Ohio State, with CFAES’s involvement, has started the new Center for Human-Animal Interactions Research and Education — CHAIRE for short. Read the story.
Winona LaDuke, co-founder and executive director of the nonprofit Honor the Earth, presents “Indigenous Politics Today: A Discussion” at 7 p.m. Monday, Sept. 18, in Room 221 Sullivant Hall on Ohio State’s main campus in Columbus. Learn more.
LaDuke is a political activist, environmentalist and two-time Green Party vice-presidential nominee. Honor the Earth works to create awareness and support for indigenous environmental issues.
Props to the 60-plus volunteers who helped clean up the Olentangy River and CFAES’s Wilma H. Schiermeier Olentangy River Wetland Research Park as a day of service on Earth Day, April 22. Read more and see photos on the School of Environment and Natural Resources’ website. The school manages the wetland. (Photo: Ris Twigg via SENR.)
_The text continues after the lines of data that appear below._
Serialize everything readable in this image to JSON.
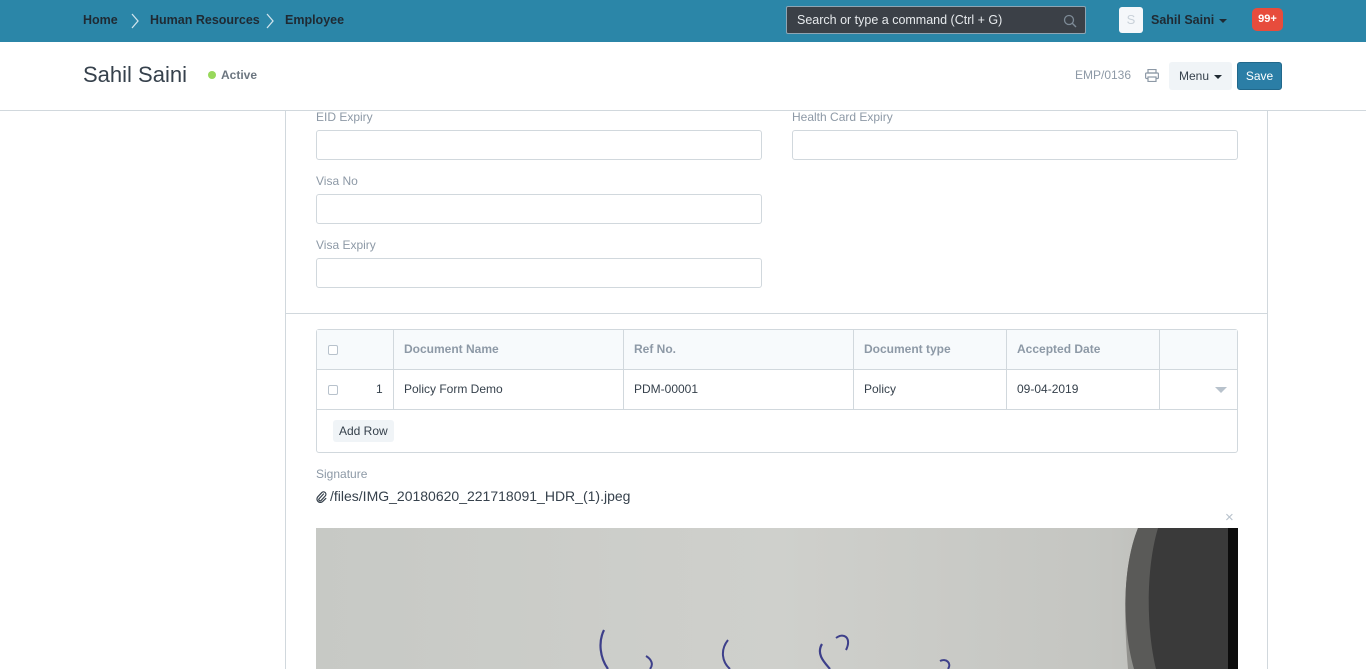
{
  "navbar": {
    "breadcrumbs": [
      "Home",
      "Human Resources",
      "Employee"
    ],
    "search_placeholder": "Search or type a command (Ctrl + G)",
    "avatar_initial": "S",
    "user_name": "Sahil Saini",
    "notification_count": "99+"
  },
  "page": {
    "title": "Sahil Saini",
    "status": "Active",
    "doc_id": "EMP/0136",
    "menu_label": "Menu",
    "save_label": "Save"
  },
  "form": {
    "eid_expiry": {
      "label": "EID Expiry",
      "value": ""
    },
    "health_card_expiry": {
      "label": "Health Card Expiry",
      "value": ""
    },
    "visa_no": {
      "label": "Visa No",
      "value": ""
    },
    "visa_expiry": {
      "label": "Visa Expiry",
      "value": ""
    }
  },
  "documents_table": {
    "columns": [
      "Document Name",
      "Ref No.",
      "Document type",
      "Accepted Date"
    ],
    "rows": [
      {
        "idx": "1",
        "document_name": "Policy Form Demo",
        "ref_no": "PDM-00001",
        "document_type": "Policy",
        "accepted_date": "09-04-2019"
      }
    ],
    "add_row_label": "Add Row"
  },
  "signature": {
    "label": "Signature",
    "file_path": "/files/IMG_20180620_221718091_HDR_(1).jpeg",
    "remove_label": "×"
  },
  "colors": {
    "navbar": "#2b86a8",
    "primary_button": "#2b7ea6",
    "status_dot": "#98d85b",
    "notification": "#e74c3c"
  }
}
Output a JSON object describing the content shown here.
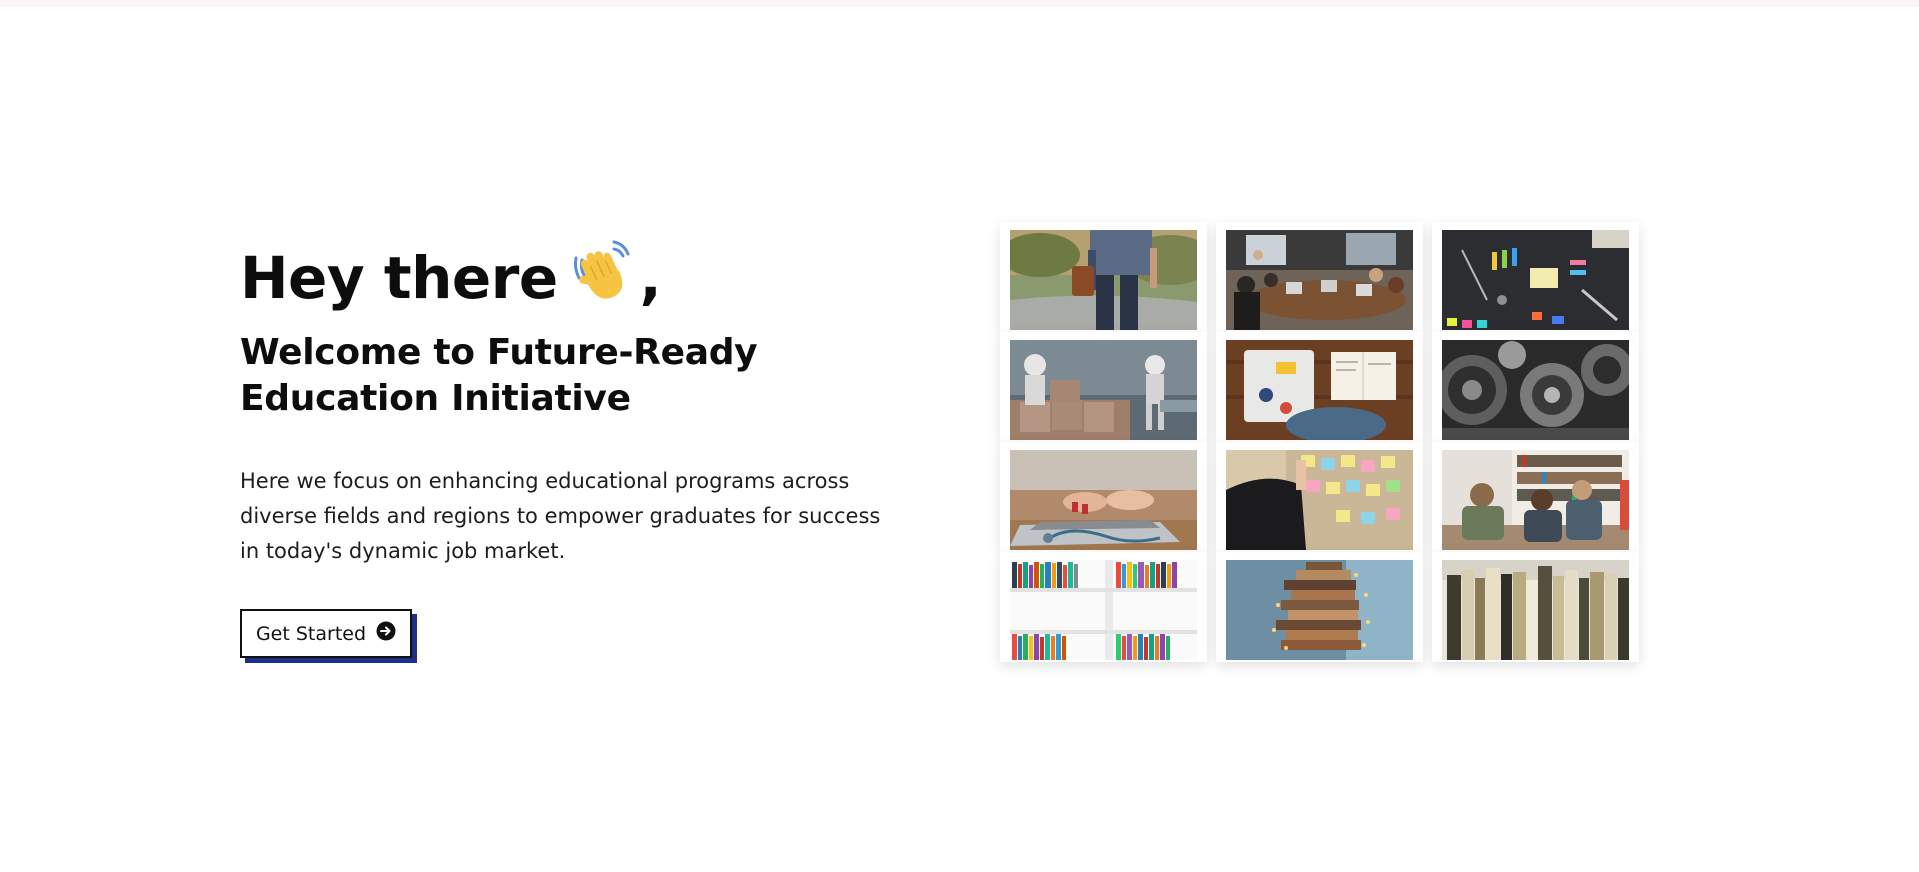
{
  "hero": {
    "greeting_text": "Hey there",
    "greeting_suffix": ",",
    "wave_icon": "waving-hand-icon",
    "welcome_heading": "Welcome to Future-Ready Education Initiative",
    "description": "Here we focus on enhancing educational programs across diverse fields and regions to empower graduates for success in today's dynamic job market.",
    "cta_label": "Get Started",
    "cta_icon": "arrow-circle-right-icon"
  },
  "gallery": {
    "images": [
      {
        "name": "walking-person-with-bag-photo"
      },
      {
        "name": "meeting-room-laptops-photo"
      },
      {
        "name": "craft-tools-flatlay-photo"
      },
      {
        "name": "robot-toys-blocks-photo"
      },
      {
        "name": "laptop-stickers-notebook-photo"
      },
      {
        "name": "mechanical-gears-photo"
      },
      {
        "name": "typing-laptop-stethoscope-photo"
      },
      {
        "name": "sticky-notes-board-photo"
      },
      {
        "name": "people-bookshelf-discussion-photo"
      },
      {
        "name": "colorful-bookshelf-photo"
      },
      {
        "name": "book-tower-lights-photo"
      },
      {
        "name": "old-books-row-photo"
      }
    ]
  },
  "colors": {
    "accent_shadow": "#1e2f8a",
    "text_dark": "#0d0d0d",
    "top_bar": "#fdf3f6"
  }
}
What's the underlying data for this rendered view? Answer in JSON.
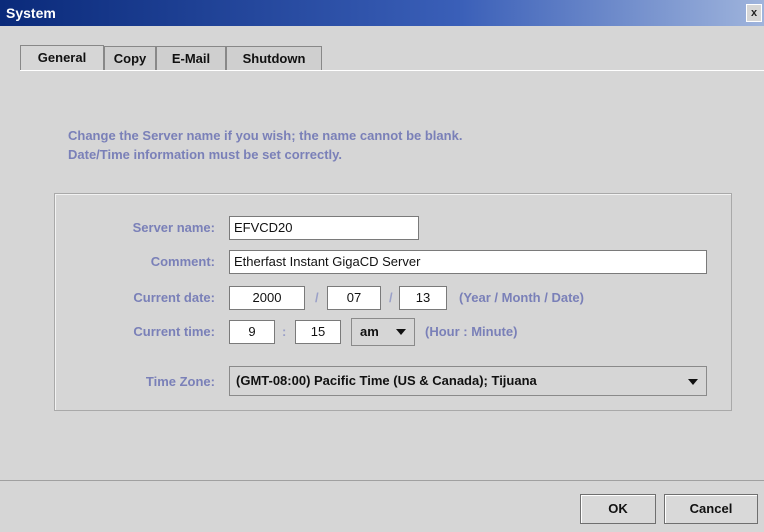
{
  "window": {
    "title": "System",
    "close_label": "x"
  },
  "tabs": [
    {
      "label": "General",
      "active": true
    },
    {
      "label": "Copy",
      "active": false
    },
    {
      "label": "E-Mail",
      "active": false
    },
    {
      "label": "Shutdown",
      "active": false
    }
  ],
  "info": {
    "line1": "Change the Server name if you wish; the name cannot be blank.",
    "line2": "Date/Time information must be set correctly."
  },
  "form": {
    "server_name_label": "Server name:",
    "server_name_value": "EFVCD20",
    "comment_label": "Comment:",
    "comment_value": "Etherfast Instant GigaCD Server",
    "date_label": "Current date:",
    "date_year": "2000",
    "date_month": "07",
    "date_day": "13",
    "date_sep": "/",
    "date_hint": "(Year / Month / Date)",
    "time_label": "Current time:",
    "time_hour": "9",
    "time_minute": "15",
    "time_sep": ":",
    "time_ampm": "am",
    "time_hint": "(Hour : Minute)",
    "tz_label": "Time Zone:",
    "tz_value": "(GMT-08:00) Pacific Time (US & Canada); Tijuana"
  },
  "buttons": {
    "ok": "OK",
    "cancel": "Cancel"
  },
  "colors": {
    "label": "#7a80b8",
    "title_start": "#0a2a7a"
  }
}
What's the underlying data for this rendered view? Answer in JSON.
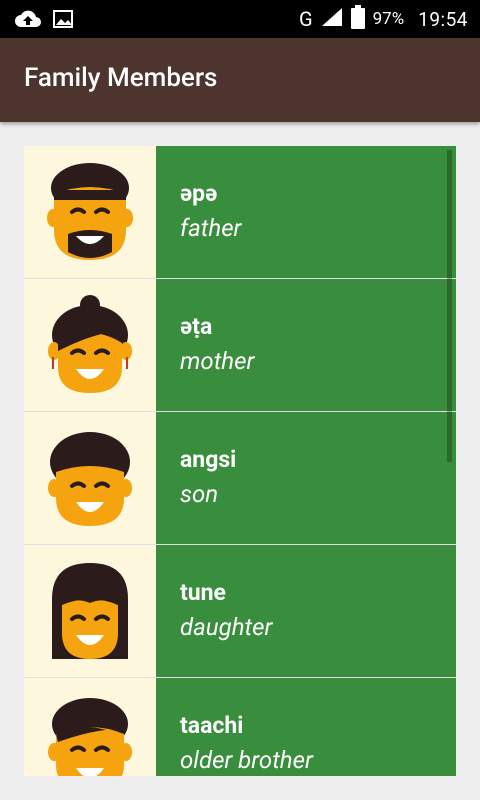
{
  "status_bar": {
    "icons": [
      "cloud-upload-icon",
      "image-icon",
      "network-g-icon",
      "signal-icon",
      "battery-icon"
    ],
    "network_label": "G",
    "battery": "97%",
    "time": "19:54"
  },
  "app_bar": {
    "title": "Family Members",
    "color": "#4e342e"
  },
  "colors": {
    "avatar_bg": "#fdf7de",
    "card_bg": "#388e3c",
    "skin": "#f5a40f",
    "hair": "#2b1b1b"
  },
  "items": [
    {
      "word": "əpə",
      "translation": "father",
      "icon": "father-face-icon"
    },
    {
      "word": "əṭa",
      "translation": "mother",
      "icon": "mother-face-icon"
    },
    {
      "word": "angsi",
      "translation": "son",
      "icon": "son-face-icon"
    },
    {
      "word": "tune",
      "translation": "daughter",
      "icon": "daughter-face-icon"
    },
    {
      "word": "taachi",
      "translation": "older brother",
      "icon": "older-brother-face-icon"
    }
  ]
}
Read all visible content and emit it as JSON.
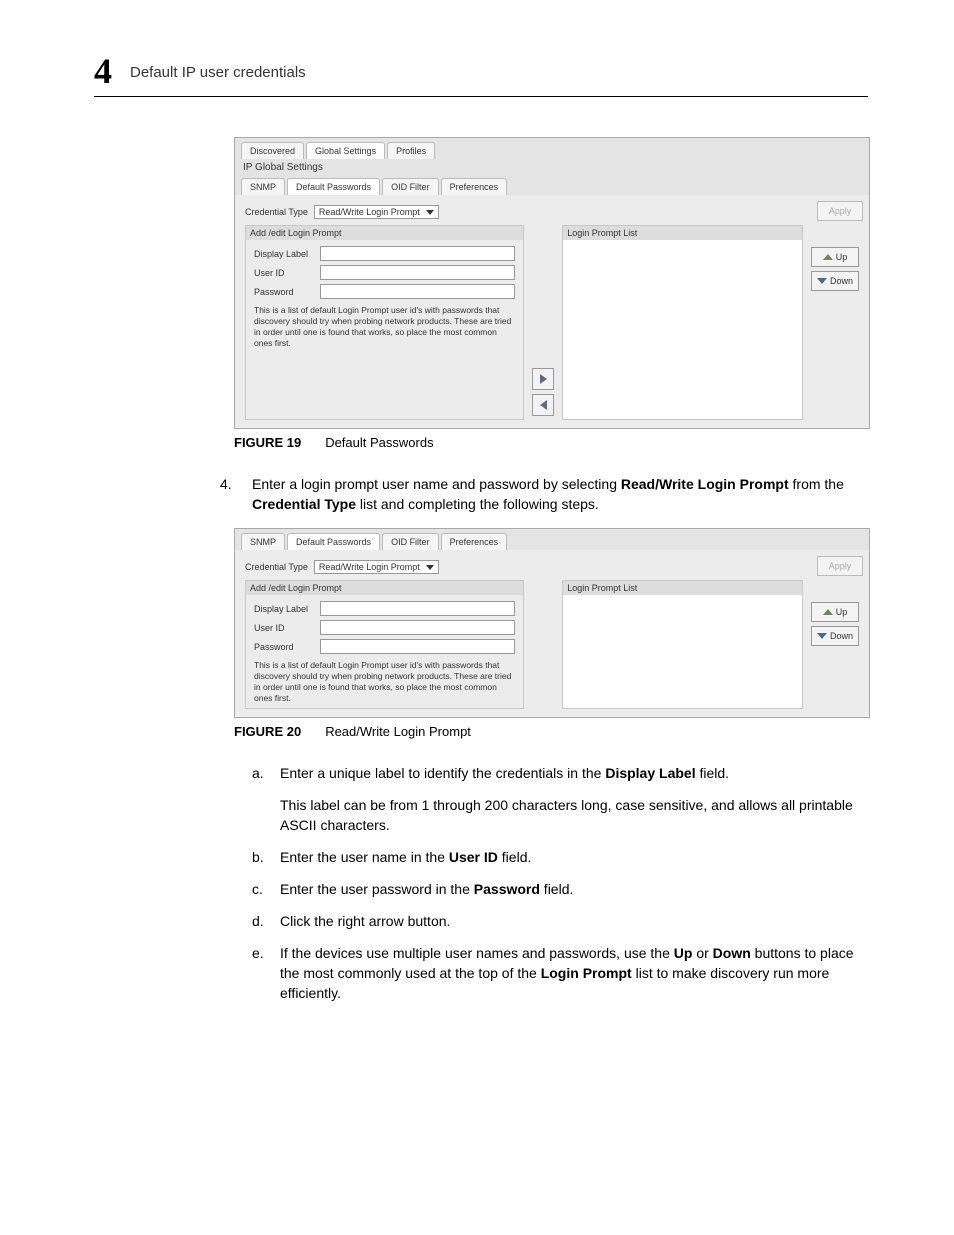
{
  "header": {
    "chapter_number": "4",
    "title": "Default IP user credentials"
  },
  "figure1": {
    "tabs_outer": [
      "Discovered",
      "Global Settings",
      "Profiles"
    ],
    "ip_global_label": "IP Global Settings",
    "tabs_inner": [
      "SNMP",
      "Default Passwords",
      "OID Filter",
      "Preferences"
    ],
    "apply": "Apply",
    "credential_type_label": "Credential Type",
    "credential_type_value": "Read/Write Login Prompt",
    "left_header": "Add /edit Login Prompt",
    "right_header": "Login Prompt List",
    "display_label": "Display Label",
    "user_id": "User ID",
    "password": "Password",
    "helptext": "This is a list of default Login Prompt user id's with passwords that discovery should try when probing network products. These are tried in order until one is found that works, so place the most common ones first.",
    "up": "Up",
    "down": "Down",
    "caption_num": "FIGURE 19",
    "caption_title": "Default Passwords"
  },
  "step4": {
    "num": "4.",
    "text_a": "Enter a login prompt user name and password by selecting ",
    "bold1": "Read/Write Login Prompt",
    "text_b": " from the ",
    "bold2": "Credential Type",
    "text_c": " list and completing the following steps."
  },
  "figure2": {
    "tabs_inner": [
      "SNMP",
      "Default Passwords",
      "OID Filter",
      "Preferences"
    ],
    "apply": "Apply",
    "credential_type_label": "Credential Type",
    "credential_type_value": "Read/Write Login Prompt",
    "left_header": "Add /edit Login Prompt",
    "right_header": "Login Prompt List",
    "display_label": "Display Label",
    "user_id": "User ID",
    "password": "Password",
    "helptext": "This is a list of default Login Prompt user id's with passwords that discovery should try when probing network products. These are tried in order until one is found that works, so place the most common ones first.",
    "up": "Up",
    "down": "Down",
    "caption_num": "FIGURE 20",
    "caption_title": "Read/Write Login Prompt"
  },
  "sub_a": {
    "letter": "a.",
    "t1": "Enter a unique label to identify the credentials in the ",
    "b1": "Display Label",
    "t2": " field.",
    "follow": "This label can be from 1 through 200 characters long, case sensitive, and allows all printable ASCII characters."
  },
  "sub_b": {
    "letter": "b.",
    "t1": "Enter the user name in the ",
    "b1": "User ID",
    "t2": " field."
  },
  "sub_c": {
    "letter": "c.",
    "t1": "Enter the user password in the ",
    "b1": "Password",
    "t2": " field."
  },
  "sub_d": {
    "letter": "d.",
    "t1": "Click the right arrow button."
  },
  "sub_e": {
    "letter": "e.",
    "t1": "If the devices use multiple user names and passwords, use the ",
    "b1": "Up",
    "t2": " or ",
    "b2": "Down",
    "t3": " buttons to place the most commonly used at the top of the ",
    "b3": "Login Prompt",
    "t4": " list to make discovery run more efficiently."
  }
}
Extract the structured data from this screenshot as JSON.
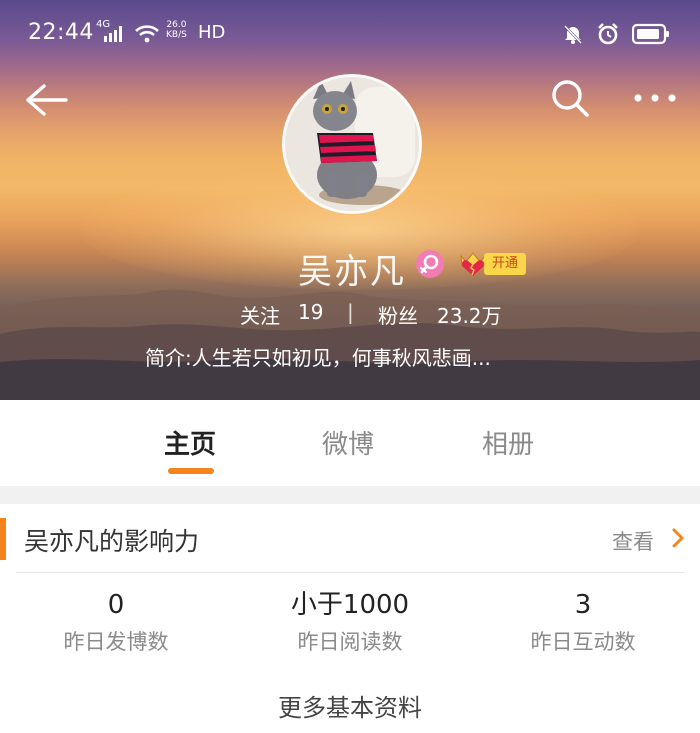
{
  "status_bar": {
    "time": "22:44",
    "network_type": "4G",
    "speed_value": "26.0",
    "speed_unit": "KB/S",
    "hd": "HD",
    "icons": [
      "signal-icon",
      "wifi-icon",
      "mute-icon",
      "alarm-icon",
      "battery-icon"
    ]
  },
  "header": {
    "back_icon": "back-arrow-icon",
    "search_icon": "search-icon",
    "more_icon": "more-icon"
  },
  "profile": {
    "name": "吴亦凡",
    "gender_icon": "female-icon",
    "vip_badge": "开通",
    "follow_label": "关注",
    "follow_count": "19",
    "separator": "|",
    "fans_label": "粉丝",
    "fans_count": "23.2万",
    "bio": "简介:人生若只如初见，何事秋风悲画..."
  },
  "tabs": [
    {
      "label": "主页",
      "active": true
    },
    {
      "label": "微博",
      "active": false
    },
    {
      "label": "相册",
      "active": false
    }
  ],
  "influence": {
    "title": "吴亦凡的影响力",
    "view_label": "查看",
    "metrics": [
      {
        "value": "0",
        "label": "昨日发博数"
      },
      {
        "value": "小于1000",
        "label": "昨日阅读数"
      },
      {
        "value": "3",
        "label": "昨日互动数"
      }
    ],
    "more_info": "更多基本资料"
  },
  "colors": {
    "accent": "#f5841f",
    "female_badge": "#f27bb4",
    "vip_gold": "#fbd54a"
  }
}
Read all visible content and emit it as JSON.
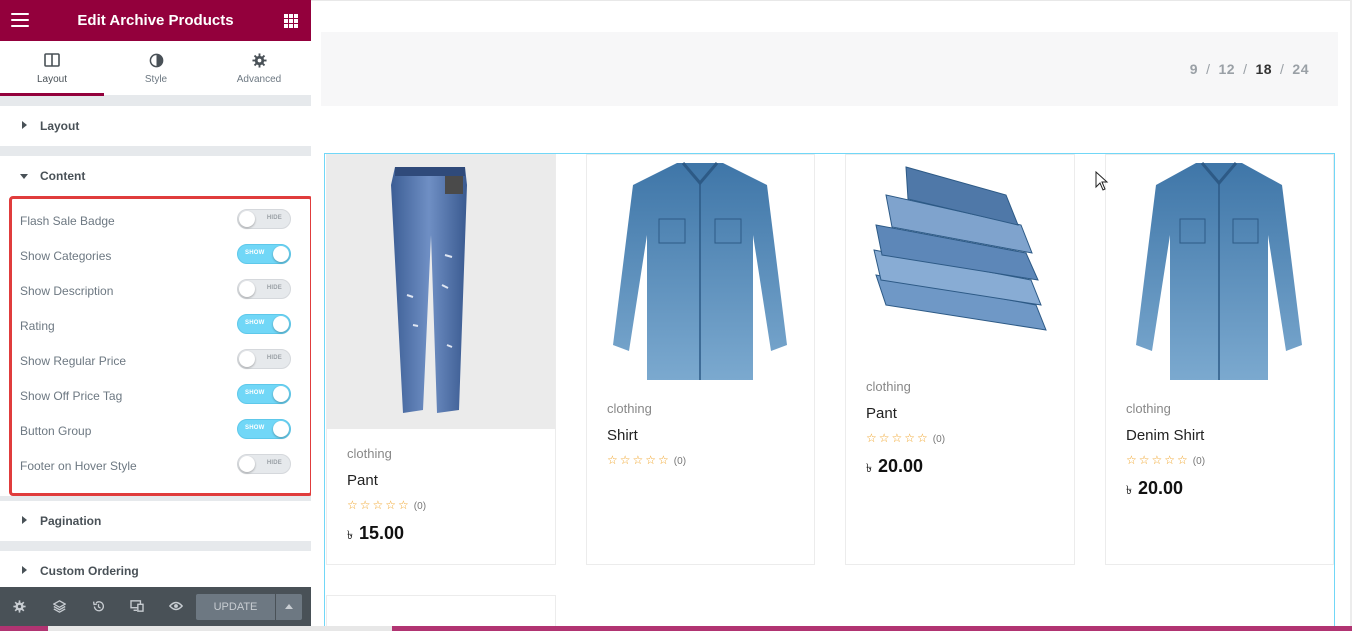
{
  "editor": {
    "title": "Edit Archive Products",
    "tabs": [
      {
        "label": "Layout",
        "icon": "columns-icon"
      },
      {
        "label": "Style",
        "icon": "contrast-icon"
      },
      {
        "label": "Advanced",
        "icon": "gear-icon"
      }
    ],
    "sections": {
      "layout": "Layout",
      "content": "Content",
      "pagination": "Pagination",
      "ordering": "Custom Ordering"
    },
    "controls": [
      {
        "label": "Flash Sale Badge",
        "state": "HIDE"
      },
      {
        "label": "Show Categories",
        "state": "SHOW"
      },
      {
        "label": "Show Description",
        "state": "HIDE"
      },
      {
        "label": "Rating",
        "state": "SHOW"
      },
      {
        "label": "Show Regular Price",
        "state": "HIDE"
      },
      {
        "label": "Show Off Price Tag",
        "state": "SHOW"
      },
      {
        "label": "Button Group",
        "state": "SHOW"
      },
      {
        "label": "Footer on Hover Style",
        "state": "HIDE"
      }
    ],
    "footer": {
      "update_label": "UPDATE"
    },
    "colors": {
      "brand": "#93003c",
      "toggle_on": "#71d7f7",
      "highlight": "#e03c3c"
    }
  },
  "preview": {
    "per_page": [
      "9",
      "12",
      "18",
      "24"
    ],
    "per_page_active": "18",
    "products": [
      {
        "category": "clothing",
        "name": "Pant",
        "rating_count": "(0)",
        "currency": "৳",
        "price": "15.00",
        "image": "jeans-image"
      },
      {
        "category": "clothing",
        "name": "Shirt",
        "rating_count": "(0)",
        "image": "denim-shirt-image"
      },
      {
        "category": "clothing",
        "name": "Pant",
        "rating_count": "(0)",
        "currency": "৳",
        "price": "20.00",
        "image": "folded-jeans-image"
      },
      {
        "category": "clothing",
        "name": "Denim Shirt",
        "rating_count": "(0)",
        "currency": "৳",
        "price": "20.00",
        "image": "denim-shirt-image"
      }
    ],
    "stars": "☆☆☆☆☆"
  }
}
Tal Shutkin of Shaker Heights, Ohio, pictured, a sophomore in CFAES’s School of Environment and Natural Resources, has been named a 2017 Udall Scholar.
On Thursday, as part of Ohio State’s Time for Change Week: The single-use plastic bottle exchange — trade 10 for a free reusable one — continues from 11 a.m. to 3 p.m. in the Ohio Union. Turning Green co-founder and former candidate for Congress (at age 25) Erin Schrode speaks on the importance of civic activism from 6 to 8 p.m. in the Wexner Center for the Arts. An environmental poetry session goes from 9 to 10 p.m. in the Kafe Kerouac coffeehouse and bar on North High Street adjacent to campus.
Combine your work and passions and you can climb mountains. Including real ones.
That’s the message of a presentation being given by Vik Sahney, vice president for sustainability for Seattle-based REI, on April 12 at Ohio State.
Sahney, who at age 38 has climbed the highest peaks on all seven continents, including Mt. Everest, will present “From Summits to Sustainability: Reaching for High Places, Personally and Professionally” at 7 p.m. in the Archie M. Griffin Grand Ballroom in the Ohio Union in Columbus. Continue reading
Next in Ohio State’s 2017 Environmental Film Series is “A Race Against Time,” which looks at global solar energy development. David Letterman, retired host of “The Late Show,” explores how India is using solar to expand its electrical service, power its economy, and bring electricity to 300 million people who’ve never had it before. In Florida, “Saturday Night Live” cast member Cecily Strong gets the inside story on what’s been blocking solar’s growth in America. The film is an episode in the National Geographic Channel’s “Years of Living Dangerously” series. It screens at 7 p.m. Tuesday, Feb. 14, in Columbus. Free admission. Location and other details here.
The network is a “group of food policy stakeholders committed to the development of a just and sustainable food system,” according to the conference program. They’re “engaging concerned citizens across the state to map a vision for the future” — and a session at the conference will do just that. Two of the facilitators are from Ohio State. “Ohio Food Policy Network: Mapping the Vision for Ohio’s Food System,” Session V, 1:30 to 3 p.m., Saturday, Feb. 11. Complete conference schedule.